Almost 900 people tuned in to Facebook Live to watch the Lafayette County Supervisors’ meeting to hear community members’ arguments for and against relocating the Confederate monument in front of the county courthouse.
The board, which consists of only white men, listened to both sides for an hour, and will vote on whether or not to move forward with relocation. At 3:30 p.m. on Monday, before the 5 p.m. meeting, over 100 protesters from the Take It Down Oxford group stood outside the chancery building to protest against the statue’s location.
Supervisor Mike Roberts opened the meeting with a prayer, and each side received 30 minutes to state their opinions and concerns. Donald Cole, a former assistant provost and assistant to the chancellor for multicultural affairs at Ole Miss, was one of the first to speak. In 1970, Cole was one of the eight Black students arrested at a Black Student Union protest against racism at the university.

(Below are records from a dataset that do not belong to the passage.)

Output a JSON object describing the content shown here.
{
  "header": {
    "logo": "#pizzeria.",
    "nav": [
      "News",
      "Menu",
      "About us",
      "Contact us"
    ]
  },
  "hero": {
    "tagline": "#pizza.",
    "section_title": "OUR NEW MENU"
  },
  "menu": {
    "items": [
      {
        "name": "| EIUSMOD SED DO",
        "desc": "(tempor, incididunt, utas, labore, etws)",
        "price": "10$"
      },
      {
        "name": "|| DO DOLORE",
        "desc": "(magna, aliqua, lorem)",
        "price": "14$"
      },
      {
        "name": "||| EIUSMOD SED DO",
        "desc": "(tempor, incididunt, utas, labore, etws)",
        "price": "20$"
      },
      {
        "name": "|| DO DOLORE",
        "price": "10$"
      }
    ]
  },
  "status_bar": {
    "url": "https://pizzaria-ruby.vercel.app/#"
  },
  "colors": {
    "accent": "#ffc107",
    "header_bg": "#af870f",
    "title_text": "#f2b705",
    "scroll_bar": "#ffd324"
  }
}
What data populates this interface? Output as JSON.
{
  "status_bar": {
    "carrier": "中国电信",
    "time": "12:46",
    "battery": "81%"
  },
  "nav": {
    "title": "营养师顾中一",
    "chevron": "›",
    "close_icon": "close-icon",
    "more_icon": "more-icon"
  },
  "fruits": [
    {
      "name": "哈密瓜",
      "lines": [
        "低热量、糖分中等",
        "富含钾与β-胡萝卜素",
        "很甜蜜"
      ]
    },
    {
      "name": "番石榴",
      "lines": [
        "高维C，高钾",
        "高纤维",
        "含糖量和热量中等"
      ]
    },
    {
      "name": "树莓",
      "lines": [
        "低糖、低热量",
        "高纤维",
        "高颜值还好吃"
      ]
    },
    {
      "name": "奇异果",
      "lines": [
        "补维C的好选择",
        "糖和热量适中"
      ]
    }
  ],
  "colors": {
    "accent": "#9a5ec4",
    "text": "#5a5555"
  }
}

“That statue is the most divisive, racial element in Lafayette County,” he said. “It represents no everlasting truth, and it was based on false prophecies. It does not represent my heritage or the heritage of anyone who looks like me, and we had no input on it.”
Starke Miller, who gives private Civil War tours around the Oxford and University community, gave a brief history of the Square’s statue during his time to speak. Miller said that relocating the statue equates to erasing history.
He added that the removal of Confederate monuments was only the beginning of a “disease” and asked that the board “please put a stop to the desecration of monuments.”
Johnny Morgan, who hosts political events for the Good Ole Boys and Gals group, defended the statue, citing that the Civil War was not fought for slavery, but over taxes on cotton. This, he said, proves that the statue is not racist.
However, a Declaration from the January 1861 Mississippi convention on whether to secede from the Union said, “Our position is thoroughly identified with the institution of slavery — the greatest material interest of the world.”
Arami Harris, an African American studies major at the university, teared up as she spoke to supervisors. She said that since she moved to Oxford eight years ago, Jim Crow-era beliefs still haunt the city and county. She said as a coach’s daughter, she said that she saw some of the same white people who cheered for Black athletes also hold beliefs that hurt the Black community.
“What this tells me is that Black lives are only valued when there are some type of talent on display,” she said. “You all have no idea what it is like for your skin color to double as not only armor but a threat.”
“It is time to do away with devise rhetoric that promotes inequality,” Harris said. “I want (the board of supervisors) to be at the forefront at that sort of change because we don’t have that sort of power.”
The board did not vote at the end of its meeting, which ended without disruption. The board’s next meeting is scheduled for July 6.